Harry “Slim” Nelson was a mediocre left-handed pitcher and weak hitter who played a half a dozen years on the West Coast. Kemp told of witnessing him “hit a home run through the screen at Recreation Park” in San Francisco when Nelson was playing for the Oakland Oaks.

“(He) became so excited when he reached second base that he swallowed his cud of chewing tobacco. Later on the bench, Slim was asked how the home run felt and he replied ‘it would have felt a whole lot better if I could have cut it up into singles to last me the season.”

Kemp said when George Van Haltren made the switch from Oaks player to Pacific Coast League umpire in 1909 he told Kemp and umpire Jack McCarthy “umpiring would be easy…because he had so many friends,” throughout the league. Kemp said McCarty responded:

“You mean you had so many friends. You haven’t any now.”

McCarthy appears to have been correct. Van Haltren was criticized throughout his short time as a Coast League umpire, and became a West Coast scout for the Pittsburgh Pirates the following two seasons.

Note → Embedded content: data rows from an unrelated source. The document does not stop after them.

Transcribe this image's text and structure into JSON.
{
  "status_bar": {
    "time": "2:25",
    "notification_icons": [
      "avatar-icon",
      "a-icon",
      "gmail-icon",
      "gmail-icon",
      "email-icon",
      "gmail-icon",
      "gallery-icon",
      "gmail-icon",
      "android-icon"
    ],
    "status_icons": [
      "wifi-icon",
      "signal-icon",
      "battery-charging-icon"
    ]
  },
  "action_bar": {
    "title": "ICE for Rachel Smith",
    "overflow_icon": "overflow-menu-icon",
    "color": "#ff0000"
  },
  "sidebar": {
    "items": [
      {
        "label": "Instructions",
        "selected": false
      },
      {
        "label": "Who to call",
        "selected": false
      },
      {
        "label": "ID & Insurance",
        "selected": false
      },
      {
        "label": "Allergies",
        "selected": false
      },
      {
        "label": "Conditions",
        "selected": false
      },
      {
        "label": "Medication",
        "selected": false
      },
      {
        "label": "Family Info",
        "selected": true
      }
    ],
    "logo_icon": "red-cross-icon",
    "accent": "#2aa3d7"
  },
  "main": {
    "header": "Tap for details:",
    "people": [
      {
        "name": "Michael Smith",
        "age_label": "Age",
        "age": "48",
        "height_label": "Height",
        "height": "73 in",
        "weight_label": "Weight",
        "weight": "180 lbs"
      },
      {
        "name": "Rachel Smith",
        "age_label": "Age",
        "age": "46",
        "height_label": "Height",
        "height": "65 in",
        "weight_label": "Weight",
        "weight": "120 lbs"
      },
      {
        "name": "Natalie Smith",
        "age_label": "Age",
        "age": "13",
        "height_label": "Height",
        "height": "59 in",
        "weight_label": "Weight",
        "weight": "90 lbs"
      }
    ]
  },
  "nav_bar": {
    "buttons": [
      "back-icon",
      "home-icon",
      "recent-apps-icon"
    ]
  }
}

Van Haltren made one more attempt as an umpire, joining the Northwestern League staff in 1912; he was no more successful, lasting only one season after incurring the season-long wrath of Seattle Siwashes owner Dan Dugdale who demanded Van Haltren not be retained for the 1913 season.

George Van Haltren

Another player who had similar training habits to Tubby Spencer, according to Kemp, was Charles “Truck Eagan. Kemp said he was with Vernon Tigers manager Wallace “Happy Hogan” Bray one day when Eagan played for the Tigers near the end of his career in 1909:

“Eagan, suffering from the effects of a bad night (told) manager Hap Hogan he was suffering from an attack of ptomaine poisoning.

‘”What did you eat’ the artful and suspicious Hogan asked.

“Eagan scratched his head a minute, then said guiltily, ‘It must have been the (bar) pretzels and herring, Hap.”